USA — More than 3,000 competitors were warming up, and ready at Kings Beach, when the announcement came: “County air quality officials have recommended that the event be cancelled,” said the announcer, followed by gasps, groans, boos and even some weeping among the Ironman athletes.
“I had tears too, and then my husband came, and comforted me, Sabine Bokslopper told KTVU, as she unpacked her gear bags in Oakland Sunday evening.
Bokslopper was one of eight members of the Tri-Valley Triathlon Club, trained and ready for the 140 mile endurance race: swimming, cycling, and running. “I was hoping to finish in 16 hours,” she added.
Participants pay between $800 and $1,500 to enter. There are only a handful of sanctioned Ironman events in the world, so qualifiers plan in advance and travel far.
“I think it is the right call, but it’s really unfortunate and really sad,” club president Liz Elliott told KTVU, “when we left at noon, one o’clock, it was really bad, you couldn’t see in front of you because of the smoke.”
The Tri- Valley racers took a group picture before leaving, not the finish they wanted.
“If this was really your race you were trying to qualify for, that makes it difficult,” noted club vice-president Lael Heinig, “There are other races, but they’re in other parts of the country or other parts of the world.”
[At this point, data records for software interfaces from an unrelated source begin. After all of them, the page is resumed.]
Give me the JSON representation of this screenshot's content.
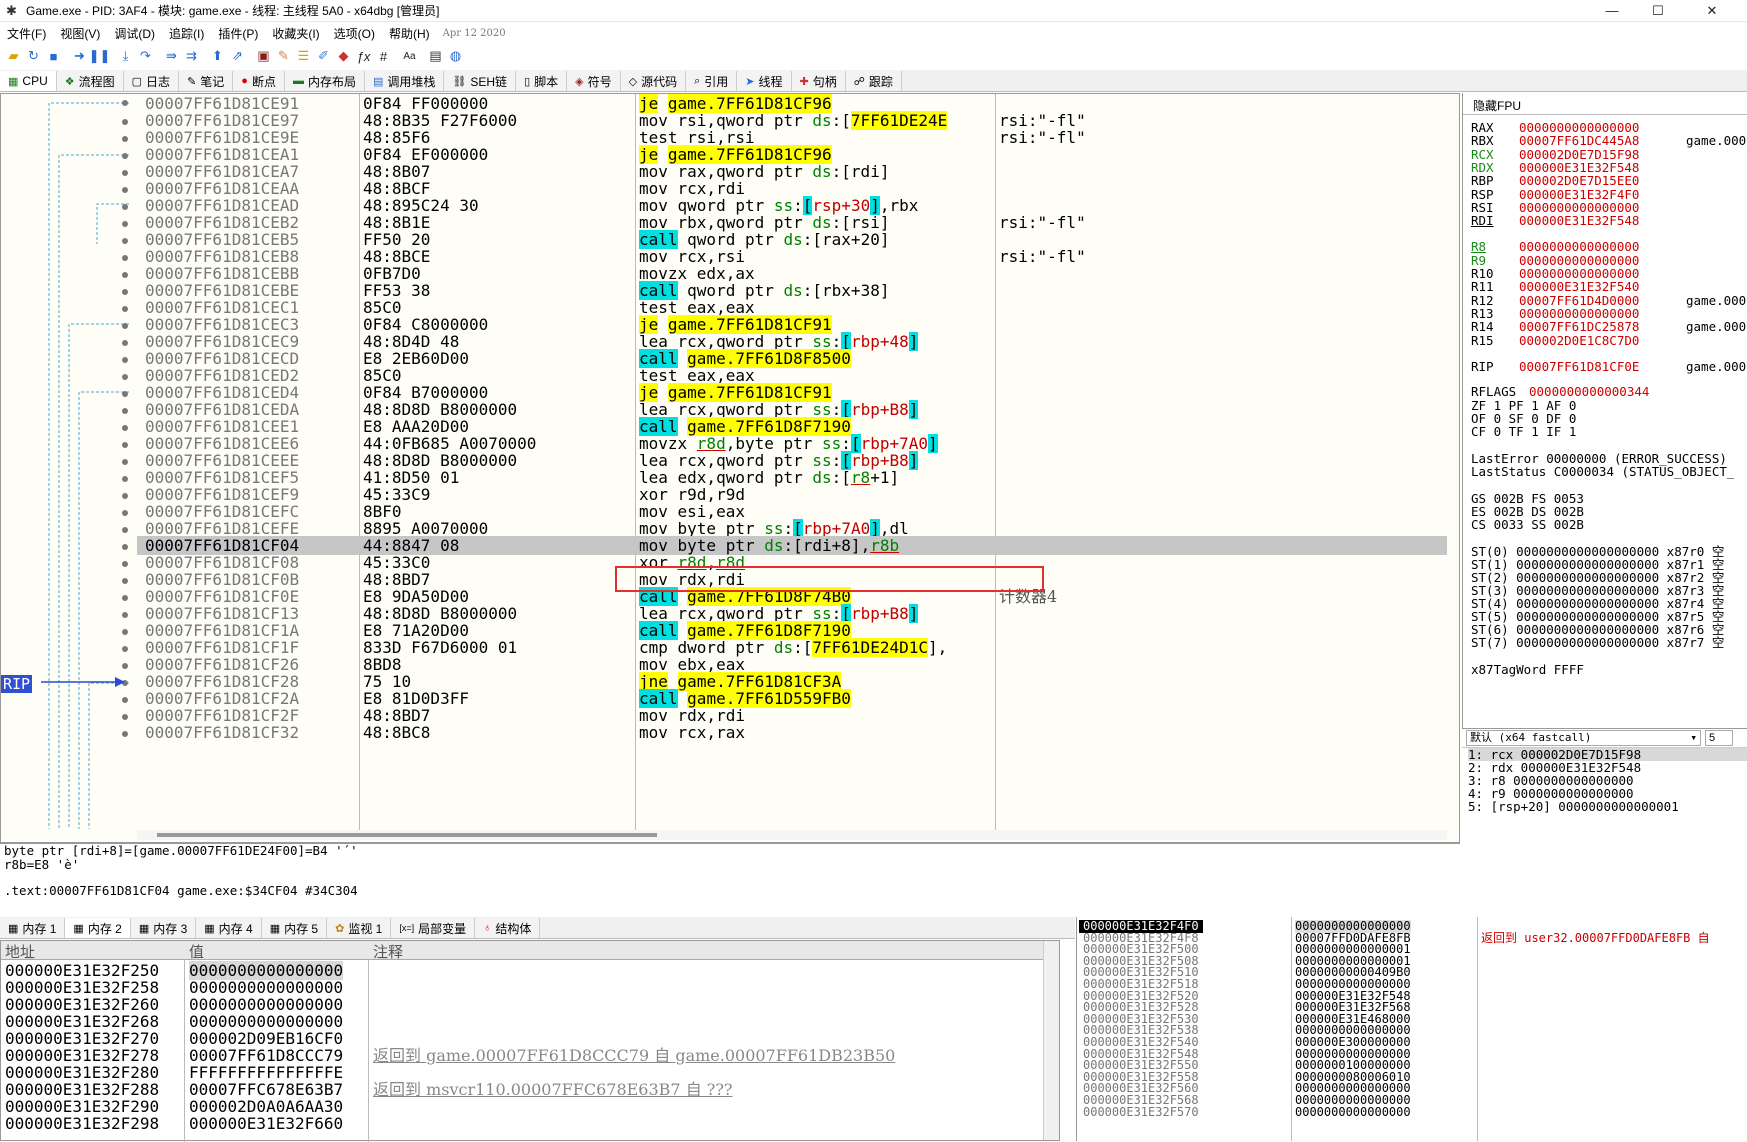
{
  "window": {
    "title": "Game.exe - PID: 3AF4 - 模块: game.exe - 线程: 主线程 5A0 - x64dbg [管理员]"
  },
  "menu": {
    "items": [
      "文件(F)",
      "视图(V)",
      "调试(D)",
      "追踪(I)",
      "插件(P)",
      "收藏夹(I)",
      "选项(O)",
      "帮助(H)"
    ],
    "date": "Apr 12 2020"
  },
  "tabs": [
    {
      "icon": "cpu-icon",
      "label": "CPU"
    },
    {
      "icon": "flowchart-icon",
      "label": "流程图"
    },
    {
      "icon": "log-icon",
      "label": "日志"
    },
    {
      "icon": "notes-icon",
      "label": "笔记"
    },
    {
      "icon": "breakpoint-icon",
      "label": "断点"
    },
    {
      "icon": "memory-map-icon",
      "label": "内存布局"
    },
    {
      "icon": "callstack-icon",
      "label": "调用堆栈"
    },
    {
      "icon": "seh-icon",
      "label": "SEH链"
    },
    {
      "icon": "script-icon",
      "label": "脚本"
    },
    {
      "icon": "symbols-icon",
      "label": "符号"
    },
    {
      "icon": "source-icon",
      "label": "源代码"
    },
    {
      "icon": "references-icon",
      "label": "引用"
    },
    {
      "icon": "threads-icon",
      "label": "线程"
    },
    {
      "icon": "handles-icon",
      "label": "句柄"
    },
    {
      "icon": "trace-icon",
      "label": "跟踪"
    }
  ],
  "disasm": {
    "rows": [
      {
        "addr": "00007FF61D81CE91",
        "bytes": "0F84 FF000000",
        "d": [
          [
            "je",
            "y"
          ],
          [
            " "
          ],
          [
            "game.7FF61D81CF96",
            "y"
          ]
        ],
        "c": ""
      },
      {
        "addr": "00007FF61D81CE97",
        "bytes": "48:8B35 F27F6000",
        "d": [
          [
            "mov rsi,qword ptr "
          ],
          [
            "ds",
            "g"
          ],
          [
            ":["
          ],
          [
            "7FF61DE24E",
            "y"
          ]
        ],
        "c": "rsi:\"-fl\""
      },
      {
        "addr": "00007FF61D81CE9E",
        "bytes": "48:85F6",
        "d": [
          [
            "test rsi,rsi"
          ]
        ],
        "c": "rsi:\"-fl\""
      },
      {
        "addr": "00007FF61D81CEA1",
        "bytes": "0F84 EF000000",
        "d": [
          [
            "je",
            "y"
          ],
          [
            " "
          ],
          [
            "game.7FF61D81CF96",
            "y"
          ]
        ],
        "c": ""
      },
      {
        "addr": "00007FF61D81CEA7",
        "bytes": "48:8B07",
        "d": [
          [
            "mov rax,qword ptr "
          ],
          [
            "ds",
            "g"
          ],
          [
            ":[rdi]"
          ]
        ],
        "c": ""
      },
      {
        "addr": "00007FF61D81CEAA",
        "bytes": "48:8BCF",
        "d": [
          [
            "mov rcx,rdi"
          ]
        ],
        "c": ""
      },
      {
        "addr": "00007FF61D81CEAD",
        "bytes": "48:895C24 30",
        "d": [
          [
            "mov qword ptr "
          ],
          [
            "ss",
            "g"
          ],
          [
            ":"
          ],
          [
            "[",
            "c"
          ],
          [
            "rsp+30",
            "r"
          ],
          [
            "]",
            "c"
          ],
          [
            ",rbx"
          ]
        ],
        "c": ""
      },
      {
        "addr": "00007FF61D81CEB2",
        "bytes": "48:8B1E",
        "d": [
          [
            "mov rbx,qword ptr "
          ],
          [
            "ds",
            "g"
          ],
          [
            ":[rsi]"
          ]
        ],
        "c": "rsi:\"-fl\""
      },
      {
        "addr": "00007FF61D81CEB5",
        "bytes": "FF50 20",
        "d": [
          [
            "call",
            "c"
          ],
          [
            " qword ptr "
          ],
          [
            "ds",
            "g"
          ],
          [
            ":[rax+20]"
          ]
        ],
        "c": ""
      },
      {
        "addr": "00007FF61D81CEB8",
        "bytes": "48:8BCE",
        "d": [
          [
            "mov rcx,rsi"
          ]
        ],
        "c": "rsi:\"-fl\""
      },
      {
        "addr": "00007FF61D81CEBB",
        "bytes": "0FB7D0",
        "d": [
          [
            "movzx edx,ax"
          ]
        ],
        "c": ""
      },
      {
        "addr": "00007FF61D81CEBE",
        "bytes": "FF53 38",
        "d": [
          [
            "call",
            "c"
          ],
          [
            " qword ptr "
          ],
          [
            "ds",
            "g"
          ],
          [
            ":[rbx+38]"
          ]
        ],
        "c": ""
      },
      {
        "addr": "00007FF61D81CEC1",
        "bytes": "85C0",
        "d": [
          [
            "test eax,eax"
          ]
        ],
        "c": ""
      },
      {
        "addr": "00007FF61D81CEC3",
        "bytes": "0F84 C8000000",
        "d": [
          [
            "je",
            "y"
          ],
          [
            " "
          ],
          [
            "game.7FF61D81CF91",
            "y"
          ]
        ],
        "c": ""
      },
      {
        "addr": "00007FF61D81CEC9",
        "bytes": "48:8D4D 48",
        "d": [
          [
            "lea rcx,qword ptr "
          ],
          [
            "ss",
            "g"
          ],
          [
            ":"
          ],
          [
            "[",
            "c"
          ],
          [
            "rbp+48",
            "r"
          ],
          [
            "]",
            "c"
          ]
        ],
        "c": ""
      },
      {
        "addr": "00007FF61D81CECD",
        "bytes": "E8 2EB60D00",
        "d": [
          [
            "call",
            "c"
          ],
          [
            " "
          ],
          [
            "game.7FF61D8F8500",
            "y"
          ]
        ],
        "c": ""
      },
      {
        "addr": "00007FF61D81CED2",
        "bytes": "85C0",
        "d": [
          [
            "test eax,eax"
          ]
        ],
        "c": ""
      },
      {
        "addr": "00007FF61D81CED4",
        "bytes": "0F84 B7000000",
        "d": [
          [
            "je",
            "y"
          ],
          [
            " "
          ],
          [
            "game.7FF61D81CF91",
            "y"
          ]
        ],
        "c": ""
      },
      {
        "addr": "00007FF61D81CEDA",
        "bytes": "48:8D8D B8000000",
        "d": [
          [
            "lea rcx,qword ptr "
          ],
          [
            "ss",
            "g"
          ],
          [
            ":"
          ],
          [
            "[",
            "c"
          ],
          [
            "rbp+B8",
            "r"
          ],
          [
            "]",
            "c"
          ]
        ],
        "c": ""
      },
      {
        "addr": "00007FF61D81CEE1",
        "bytes": "E8 AAA20D00",
        "d": [
          [
            "call",
            "c"
          ],
          [
            " "
          ],
          [
            "game.7FF61D8F7190",
            "y"
          ]
        ],
        "c": ""
      },
      {
        "addr": "00007FF61D81CEE6",
        "bytes": "44:0FB685 A0070000",
        "d": [
          [
            "movzx "
          ],
          [
            "r8d",
            "u"
          ],
          [
            ",byte ptr "
          ],
          [
            "ss",
            "g"
          ],
          [
            ":"
          ],
          [
            "[",
            "c"
          ],
          [
            "rbp+7A0",
            "r"
          ],
          [
            "]",
            "c"
          ]
        ],
        "c": ""
      },
      {
        "addr": "00007FF61D81CEEE",
        "bytes": "48:8D8D B8000000",
        "d": [
          [
            "lea rcx,qword ptr "
          ],
          [
            "ss",
            "g"
          ],
          [
            ":"
          ],
          [
            "[",
            "c"
          ],
          [
            "rbp+B8",
            "r"
          ],
          [
            "]",
            "c"
          ]
        ],
        "c": ""
      },
      {
        "addr": "00007FF61D81CEF5",
        "bytes": "41:8D50 01",
        "d": [
          [
            "lea edx,qword ptr "
          ],
          [
            "ds",
            "g"
          ],
          [
            ":["
          ],
          [
            "r8",
            "u"
          ],
          [
            "+1]"
          ]
        ],
        "c": ""
      },
      {
        "addr": "00007FF61D81CEF9",
        "bytes": "45:33C9",
        "d": [
          [
            "xor r9d,r9d"
          ]
        ],
        "c": ""
      },
      {
        "addr": "00007FF61D81CEFC",
        "bytes": "8BF0",
        "d": [
          [
            "mov esi,eax"
          ]
        ],
        "c": ""
      },
      {
        "addr": "00007FF61D81CEFE",
        "bytes": "8895 A0070000",
        "d": [
          [
            "mov byte ptr "
          ],
          [
            "ss",
            "g"
          ],
          [
            ":"
          ],
          [
            "[",
            "c"
          ],
          [
            "rbp+7A0",
            "r"
          ],
          [
            "]",
            "c"
          ],
          [
            ",dl"
          ]
        ],
        "c": ""
      },
      {
        "addr": "00007FF61D81CF04",
        "bytes": "44:8847 08",
        "d": [
          [
            "mov byte ptr "
          ],
          [
            "ds",
            "g"
          ],
          [
            ":[rdi+8],"
          ],
          [
            "r8b",
            "u"
          ]
        ],
        "c": "",
        "sel": true
      },
      {
        "addr": "00007FF61D81CF08",
        "bytes": "45:33C0",
        "d": [
          [
            "xor "
          ],
          [
            "r8d",
            "u"
          ],
          [
            ","
          ],
          [
            "r8d",
            "u"
          ]
        ],
        "c": ""
      },
      {
        "addr": "00007FF61D81CF0B",
        "bytes": "48:8BD7",
        "d": [
          [
            "mov rdx,rdi"
          ]
        ],
        "c": ""
      },
      {
        "addr": "00007FF61D81CF0E",
        "bytes": "E8 9DA50D00",
        "d": [
          [
            "call",
            "c"
          ],
          [
            " "
          ],
          [
            "game.7FF61D8F74B0",
            "y"
          ]
        ],
        "c": "计数器4",
        "rip": true
      },
      {
        "addr": "00007FF61D81CF13",
        "bytes": "48:8D8D B8000000",
        "d": [
          [
            "lea rcx,qword ptr "
          ],
          [
            "ss",
            "g"
          ],
          [
            ":"
          ],
          [
            "[",
            "c"
          ],
          [
            "rbp+B8",
            "r"
          ],
          [
            "]",
            "c"
          ]
        ],
        "c": ""
      },
      {
        "addr": "00007FF61D81CF1A",
        "bytes": "E8 71A20D00",
        "d": [
          [
            "call",
            "c"
          ],
          [
            " "
          ],
          [
            "game.7FF61D8F7190",
            "y"
          ]
        ],
        "c": ""
      },
      {
        "addr": "00007FF61D81CF1F",
        "bytes": "833D F67D6000 01",
        "d": [
          [
            "cmp dword ptr "
          ],
          [
            "ds",
            "g"
          ],
          [
            ":["
          ],
          [
            "7FF61DE24D1C",
            "y"
          ],
          [
            "],"
          ]
        ],
        "c": ""
      },
      {
        "addr": "00007FF61D81CF26",
        "bytes": "8BD8",
        "d": [
          [
            "mov ebx,eax"
          ]
        ],
        "c": ""
      },
      {
        "addr": "00007FF61D81CF28",
        "bytes": "75 10",
        "d": [
          [
            "jne",
            "y"
          ],
          [
            " "
          ],
          [
            "game.7FF61D81CF3A",
            "y"
          ]
        ],
        "c": ""
      },
      {
        "addr": "00007FF61D81CF2A",
        "bytes": "E8 81D0D3FF",
        "d": [
          [
            "call",
            "c"
          ],
          [
            " "
          ],
          [
            "game.7FF61D559FB0",
            "y"
          ]
        ],
        "c": ""
      },
      {
        "addr": "00007FF61D81CF2F",
        "bytes": "48:8BD7",
        "d": [
          [
            "mov rdx,rdi"
          ]
        ],
        "c": ""
      },
      {
        "addr": "00007FF61D81CF32",
        "bytes": "48:8BC8",
        "d": [
          [
            "mov rcx,rax"
          ]
        ],
        "c": ""
      }
    ],
    "rip_label": "RIP"
  },
  "info": {
    "line1": "byte ptr [rdi+8]=[game.00007FF61DE24F00]=B4 '´'",
    "line2": "r8b=E8 'è'",
    "line3": ".text:00007FF61D81CF04 game.exe:$34CF04 #34C304"
  },
  "registers": {
    "header": "隐藏FPU",
    "gp": [
      {
        "n": "RAX",
        "v": "0000000000000000",
        "a": ""
      },
      {
        "n": "RBX",
        "v": "00007FF61DC445A8",
        "a": "game.000"
      },
      {
        "n": "RCX",
        "v": "000002D0E7D15F98",
        "a": "",
        "nc": "green"
      },
      {
        "n": "RDX",
        "v": "000000E31E32F548",
        "a": "",
        "nc": "green"
      },
      {
        "n": "RBP",
        "v": "000002D0E7D15EE0",
        "a": ""
      },
      {
        "n": "RSP",
        "v": "000000E31E32F4F0",
        "a": ""
      },
      {
        "n": "RSI",
        "v": "0000000000000000",
        "a": ""
      },
      {
        "n": "RDI",
        "v": "000000E31E32F548",
        "a": "",
        "nu": true
      },
      {
        "n": "R8",
        "v": "0000000000000000",
        "a": "",
        "nc": "green",
        "nu": true,
        "gap": true
      },
      {
        "n": "R9",
        "v": "0000000000000000",
        "a": "",
        "nc": "green"
      },
      {
        "n": "R10",
        "v": "0000000000000000",
        "a": ""
      },
      {
        "n": "R11",
        "v": "000000E31E32F540",
        "a": ""
      },
      {
        "n": "R12",
        "v": "00007FF61D4D0000",
        "a": "game.000"
      },
      {
        "n": "R13",
        "v": "0000000000000000",
        "a": ""
      },
      {
        "n": "R14",
        "v": "00007FF61DC25878",
        "a": "game.000"
      },
      {
        "n": "R15",
        "v": "000002D0E1C8C7D0",
        "a": ""
      },
      {
        "n": "RIP",
        "v": "00007FF61D81CF0E",
        "a": "game.000",
        "gap": true
      }
    ],
    "rflags_label": "RFLAGS",
    "rflags": "0000000000000344",
    "flags": [
      "ZF 1  PF 1  AF 0",
      "OF 0  SF 0  DF 0",
      "CF 0  TF 1  IF 1"
    ],
    "lasterror": "LastError  00000000 (ERROR_SUCCESS)",
    "laststatus": "LastStatus C0000034 (STATUS_OBJECT_",
    "seg": [
      "GS 002B  FS 0053",
      "ES 002B  DS 002B",
      "CS 0033  SS 002B"
    ],
    "st": [
      "ST(0) 0000000000000000000 x87r0 空",
      "ST(1) 0000000000000000000 x87r1 空",
      "ST(2) 0000000000000000000 x87r2 空",
      "ST(3) 0000000000000000000 x87r3 空",
      "ST(4) 0000000000000000000 x87r4 空",
      "ST(5) 0000000000000000000 x87r5 空",
      "ST(6) 0000000000000000000 x87r6 空",
      "ST(7) 0000000000000000000 x87r7 空"
    ],
    "tagword": "x87TagWord FFFF"
  },
  "callconv": {
    "label": "默认 (x64 fastcall)",
    "count": "5"
  },
  "args": [
    "1: rcx 000002D0E7D15F98",
    "2: rdx 000000E31E32F548",
    "3: r8 0000000000000000",
    "4: r9 0000000000000000",
    "5: [rsp+20] 0000000000000001"
  ],
  "bottom_tabs": [
    {
      "icon": "memory-icon",
      "label": "内存 1"
    },
    {
      "icon": "memory-icon",
      "label": "内存 2"
    },
    {
      "icon": "memory-icon",
      "label": "内存 3"
    },
    {
      "icon": "memory-icon",
      "label": "内存 4"
    },
    {
      "icon": "memory-icon",
      "label": "内存 5"
    },
    {
      "icon": "watch-icon",
      "label": "监视 1"
    },
    {
      "icon": "locals-icon",
      "label": "局部变量"
    },
    {
      "icon": "struct-icon",
      "label": "结构体"
    }
  ],
  "dump": {
    "headers": {
      "addr": "地址",
      "value": "值",
      "comment": "注释"
    },
    "rows": [
      {
        "a": "000000E31E32F250",
        "v": "0000000000000000",
        "c": ""
      },
      {
        "a": "000000E31E32F258",
        "v": "0000000000000000",
        "c": ""
      },
      {
        "a": "000000E31E32F260",
        "v": "0000000000000000",
        "c": ""
      },
      {
        "a": "000000E31E32F268",
        "v": "0000000000000000",
        "c": ""
      },
      {
        "a": "000000E31E32F270",
        "v": "000002D09EB16CF0",
        "c": ""
      },
      {
        "a": "000000E31E32F278",
        "v": "00007FF61D8CCC79",
        "c": "返回到 game.00007FF61D8CCC79 自 game.00007FF61DB23B50"
      },
      {
        "a": "000000E31E32F280",
        "v": "FFFFFFFFFFFFFFFE",
        "c": ""
      },
      {
        "a": "000000E31E32F288",
        "v": "00007FFC678E63B7",
        "c": "返回到 msvcr110.00007FFC678E63B7 自 ???"
      },
      {
        "a": "000000E31E32F290",
        "v": "000002D0A0A6AA30",
        "c": ""
      },
      {
        "a": "000000E31E32F298",
        "v": "000000E31E32F660",
        "c": ""
      }
    ]
  },
  "stack": {
    "rows": [
      {
        "a": "000000E31E32F4F0",
        "v": "0000000000000000",
        "c": ""
      },
      {
        "a": "000000E31E32F4F8",
        "v": "00007FFD0DAFE8FB",
        "c": "返回到 user32.00007FFD0DAFE8FB 自"
      },
      {
        "a": "000000E31E32F500",
        "v": "0000000000000001",
        "c": ""
      },
      {
        "a": "000000E31E32F508",
        "v": "0000000000000001",
        "c": ""
      },
      {
        "a": "000000E31E32F510",
        "v": "00000000000409B0",
        "c": ""
      },
      {
        "a": "000000E31E32F518",
        "v": "0000000000000000",
        "c": ""
      },
      {
        "a": "000000E31E32F520",
        "v": "000000E31E32F548",
        "c": ""
      },
      {
        "a": "000000E31E32F528",
        "v": "000000E31E32F568",
        "c": ""
      },
      {
        "a": "000000E31E32F530",
        "v": "000000E31E468000",
        "c": ""
      },
      {
        "a": "000000E31E32F538",
        "v": "0000000000000000",
        "c": ""
      },
      {
        "a": "000000E31E32F540",
        "v": "000000E300000000",
        "c": ""
      },
      {
        "a": "000000E31E32F548",
        "v": "0000000000000000",
        "c": ""
      },
      {
        "a": "000000E31E32F550",
        "v": "0000000100000000",
        "c": ""
      },
      {
        "a": "000000E31E32F558",
        "v": "0000000080006010",
        "c": ""
      },
      {
        "a": "000000E31E32F560",
        "v": "0000000000000000",
        "c": ""
      },
      {
        "a": "000000E31E32F568",
        "v": "0000000000000000",
        "c": ""
      },
      {
        "a": "000000E31E32F570",
        "v": "0000000000000000",
        "c": ""
      }
    ]
  }
}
Some participants didn’t let the cancellation stop them, and took to the water anyway, intending to accomplish as much as they could in spite of the smoke.
“We’ve been up here all week and it’s come and gone,” noted Bay Area racer Richard Brock, “We’ve been practicing in the nasty smoke, so we’re doing it anyway, going for a ride and a run!”
“It’s just a really expensive swim workout,” smiled racer Joe Lovell of San Leandro, “you have to have a positive attitude, and so I can say I got to swim in Lake Tahoe when the sun was rising.”
Many others though, took the health warning to heart, and didn’t risk it.
Bosklopper, stowing her bicycle away at home, said the wisdom of the cancellation was evident as she drove from lake level to higher elevations.
“It’s very bad,” she observed, “it’s like walking around a campsite all day, but without the s’mores!”
The San Francisco Triathlon Club sent 30 racers and 20 volunteers, and some of their contingent posed at the finish line before leaving, a final memento of an event that didn’t happen.
This was the second year for the Lake Tahoe Ironman. Last year it was unaffected by the Rim Fire, which sent smoke over the Tahoe Basin in August, and forced cancellation of the Lake Tahoe Triathlon.